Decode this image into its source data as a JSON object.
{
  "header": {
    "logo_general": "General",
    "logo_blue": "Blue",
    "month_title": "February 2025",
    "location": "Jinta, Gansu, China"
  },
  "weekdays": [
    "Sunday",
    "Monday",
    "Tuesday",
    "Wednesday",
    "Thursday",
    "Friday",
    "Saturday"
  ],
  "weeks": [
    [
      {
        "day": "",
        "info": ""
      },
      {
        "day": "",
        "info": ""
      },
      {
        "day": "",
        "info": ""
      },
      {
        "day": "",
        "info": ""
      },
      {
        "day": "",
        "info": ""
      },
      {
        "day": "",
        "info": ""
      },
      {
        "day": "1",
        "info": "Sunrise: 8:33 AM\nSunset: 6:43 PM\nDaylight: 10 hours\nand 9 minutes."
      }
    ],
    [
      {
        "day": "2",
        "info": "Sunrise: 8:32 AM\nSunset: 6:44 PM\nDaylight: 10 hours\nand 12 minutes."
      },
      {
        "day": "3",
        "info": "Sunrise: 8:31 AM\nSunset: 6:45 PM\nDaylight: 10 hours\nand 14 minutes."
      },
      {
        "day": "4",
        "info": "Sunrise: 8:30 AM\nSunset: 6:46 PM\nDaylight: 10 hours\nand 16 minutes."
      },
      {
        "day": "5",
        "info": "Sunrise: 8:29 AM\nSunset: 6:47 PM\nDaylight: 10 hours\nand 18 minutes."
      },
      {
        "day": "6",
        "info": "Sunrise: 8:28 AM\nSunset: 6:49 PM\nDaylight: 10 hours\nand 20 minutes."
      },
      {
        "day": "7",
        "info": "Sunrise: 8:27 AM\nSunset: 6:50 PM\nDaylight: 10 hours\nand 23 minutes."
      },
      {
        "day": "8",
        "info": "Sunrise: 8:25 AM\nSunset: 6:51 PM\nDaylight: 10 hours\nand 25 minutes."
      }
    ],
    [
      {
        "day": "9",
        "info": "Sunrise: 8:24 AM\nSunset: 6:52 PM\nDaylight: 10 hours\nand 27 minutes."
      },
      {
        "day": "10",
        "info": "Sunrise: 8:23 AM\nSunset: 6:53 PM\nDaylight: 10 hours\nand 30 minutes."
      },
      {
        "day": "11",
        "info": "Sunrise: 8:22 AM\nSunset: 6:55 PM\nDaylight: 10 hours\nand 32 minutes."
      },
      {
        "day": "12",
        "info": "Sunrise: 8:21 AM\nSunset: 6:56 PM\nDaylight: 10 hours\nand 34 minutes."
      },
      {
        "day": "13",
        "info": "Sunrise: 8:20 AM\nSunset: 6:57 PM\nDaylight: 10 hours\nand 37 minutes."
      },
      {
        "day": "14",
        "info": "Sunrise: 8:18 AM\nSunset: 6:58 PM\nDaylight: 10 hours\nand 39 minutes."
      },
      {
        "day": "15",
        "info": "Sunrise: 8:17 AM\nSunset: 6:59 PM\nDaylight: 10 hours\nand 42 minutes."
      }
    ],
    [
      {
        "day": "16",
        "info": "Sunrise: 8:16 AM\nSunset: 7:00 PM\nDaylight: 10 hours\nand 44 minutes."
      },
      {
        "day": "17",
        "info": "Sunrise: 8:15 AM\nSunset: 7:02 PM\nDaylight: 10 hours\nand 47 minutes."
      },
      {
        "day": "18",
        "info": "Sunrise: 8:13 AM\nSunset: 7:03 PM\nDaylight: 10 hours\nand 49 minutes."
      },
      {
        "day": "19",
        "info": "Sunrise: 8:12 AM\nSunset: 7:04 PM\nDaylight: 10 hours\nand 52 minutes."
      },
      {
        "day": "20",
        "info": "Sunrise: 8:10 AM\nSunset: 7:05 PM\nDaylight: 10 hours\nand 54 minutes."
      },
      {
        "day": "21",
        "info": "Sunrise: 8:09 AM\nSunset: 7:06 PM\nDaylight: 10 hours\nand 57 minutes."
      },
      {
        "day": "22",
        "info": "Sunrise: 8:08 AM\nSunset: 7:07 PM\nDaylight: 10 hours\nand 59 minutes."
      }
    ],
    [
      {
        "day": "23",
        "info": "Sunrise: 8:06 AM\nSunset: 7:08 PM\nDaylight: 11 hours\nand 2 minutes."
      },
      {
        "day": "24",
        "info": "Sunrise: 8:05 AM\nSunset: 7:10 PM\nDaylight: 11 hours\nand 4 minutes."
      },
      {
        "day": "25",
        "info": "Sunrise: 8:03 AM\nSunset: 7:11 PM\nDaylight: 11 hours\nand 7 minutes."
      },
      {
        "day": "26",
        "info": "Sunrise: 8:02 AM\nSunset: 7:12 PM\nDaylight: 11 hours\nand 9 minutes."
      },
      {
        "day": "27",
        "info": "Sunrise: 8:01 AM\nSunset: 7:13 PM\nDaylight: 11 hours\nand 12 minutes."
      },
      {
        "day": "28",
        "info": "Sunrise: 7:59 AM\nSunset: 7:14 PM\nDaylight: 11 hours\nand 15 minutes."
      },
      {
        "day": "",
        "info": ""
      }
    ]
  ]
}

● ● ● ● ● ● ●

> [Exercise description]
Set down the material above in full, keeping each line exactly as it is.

> [Output below]
Decode this image into its source data as a JSON object.
{
  "header": {
    "logo_general": "General",
    "logo_blue": "Blue",
    "month_title": "February 2025",
    "location": "Jinta, Gansu, China"
  },
  "weekdays": [
    "Sunday",
    "Monday",
    "Tuesday",
    "Wednesday",
    "Thursday",
    "Friday",
    "Saturday"
  ],
  "weeks": [
    [
      {
        "day": "",
        "info": ""
      },
      {
        "day": "",
        "info": ""
      },
      {
        "day": "",
        "info": ""
      },
      {
        "day": "",
        "info": ""
      },
      {
        "day": "",
        "info": ""
      },
      {
        "day": "",
        "info": ""
      },
      {
        "day": "1",
        "info": "Sunrise: 8:33 AM\nSunset: 6:43 PM\nDaylight: 10 hours\nand 9 minutes."
      }
    ],
    [
      {
        "day": "2",
        "info": "Sunrise: 8:32 AM\nSunset: 6:44 PM\nDaylight: 10 hours\nand 12 minutes."
      },
      {
        "day": "3",
        "info": "Sunrise: 8:31 AM\nSunset: 6:45 PM\nDaylight: 10 hours\nand 14 minutes."
      },
      {
        "day": "4",
        "info": "Sunrise: 8:30 AM\nSunset: 6:46 PM\nDaylight: 10 hours\nand 16 minutes."
      },
      {
        "day": "5",
        "info": "Sunrise: 8:29 AM\nSunset: 6:47 PM\nDaylight: 10 hours\nand 18 minutes."
      },
      {
        "day": "6",
        "info": "Sunrise: 8:28 AM\nSunset: 6:49 PM\nDaylight: 10 hours\nand 20 minutes."
      },
      {
        "day": "7",
        "info": "Sunrise: 8:27 AM\nSunset: 6:50 PM\nDaylight: 10 hours\nand 23 minutes."
      },
      {
        "day": "8",
        "info": "Sunrise: 8:25 AM\nSunset: 6:51 PM\nDaylight: 10 hours\nand 25 minutes."
      }
    ],
    [
      {
        "day": "9",
        "info": "Sunrise: 8:24 AM\nSunset: 6:52 PM\nDaylight: 10 hours\nand 27 minutes."
      },
      {
        "day": "10",
        "info": "Sunrise: 8:23 AM\nSunset: 6:53 PM\nDaylight: 10 hours\nand 30 minutes."
      },
      {
        "day": "11",
        "info": "Sunrise: 8:22 AM\nSunset: 6:55 PM\nDaylight: 10 hours\nand 32 minutes."
      },
      {
        "day": "12",
        "info": "Sunrise: 8:21 AM\nSunset: 6:56 PM\nDaylight: 10 hours\nand 34 minutes."
      },
      {
        "day": "13",
        "info": "Sunrise: 8:20 AM\nSunset: 6:57 PM\nDaylight: 10 hours\nand 37 minutes."
      },
      {
        "day": "14",
        "info": "Sunrise: 8:18 AM\nSunset: 6:58 PM\nDaylight: 10 hours\nand 39 minutes."
      },
      {
        "day": "15",
        "info": "Sunrise: 8:17 AM\nSunset: 6:59 PM\nDaylight: 10 hours\nand 42 minutes."
      }
    ],
    [
      {
        "day": "16",
        "info": "Sunrise: 8:16 AM\nSunset: 7:00 PM\nDaylight: 10 hours\nand 44 minutes."
      },
      {
        "day": "17",
        "info": "Sunrise: 8:15 AM\nSunset: 7:02 PM\nDaylight: 10 hours\nand 47 minutes."
      },
      {
        "day": "18",
        "info": "Sunrise: 8:13 AM\nSunset: 7:03 PM\nDaylight: 10 hours\nand 49 minutes."
      },
      {
        "day": "19",
        "info": "Sunrise: 8:12 AM\nSunset: 7:04 PM\nDaylight: 10 hours\nand 52 minutes."
      },
      {
        "day": "20",
        "info": "Sunrise: 8:10 AM\nSunset: 7:05 PM\nDaylight: 10 hours\nand 54 minutes."
      },
      {
        "day": "21",
        "info": "Sunrise: 8:09 AM\nSunset: 7:06 PM\nDaylight: 10 hours\nand 57 minutes."
      },
      {
        "day": "22",
        "info": "Sunrise: 8:08 AM\nSunset: 7:07 PM\nDaylight: 10 hours\nand 59 minutes."
      }
    ],
    [
      {
        "day": "23",
        "info": "Sunrise: 8:06 AM\nSunset: 7:08 PM\nDaylight: 11 hours\nand 2 minutes."
      },
      {
        "day": "24",
        "info": "Sunrise: 8:05 AM\nSunset: 7:10 PM\nDaylight: 11 hours\nand 4 minutes."
      },
      {
        "day": "25",
        "info": "Sunrise: 8:03 AM\nSunset: 7:11 PM\nDaylight: 11 hours\nand 7 minutes."
      },
      {
        "day": "26",
        "info": "Sunrise: 8:02 AM\nSunset: 7:12 PM\nDaylight: 11 hours\nand 9 minutes."
      },
      {
        "day": "27",
        "info": "Sunrise: 8:01 AM\nSunset: 7:13 PM\nDaylight: 11 hours\nand 12 minutes."
      },
      {
        "day": "28",
        "info": "Sunrise: 7:59 AM\nSunset: 7:14 PM\nDaylight: 11 hours\nand 15 minutes."
      },
      {
        "day": "",
        "info": ""
      }
    ]
  ]
}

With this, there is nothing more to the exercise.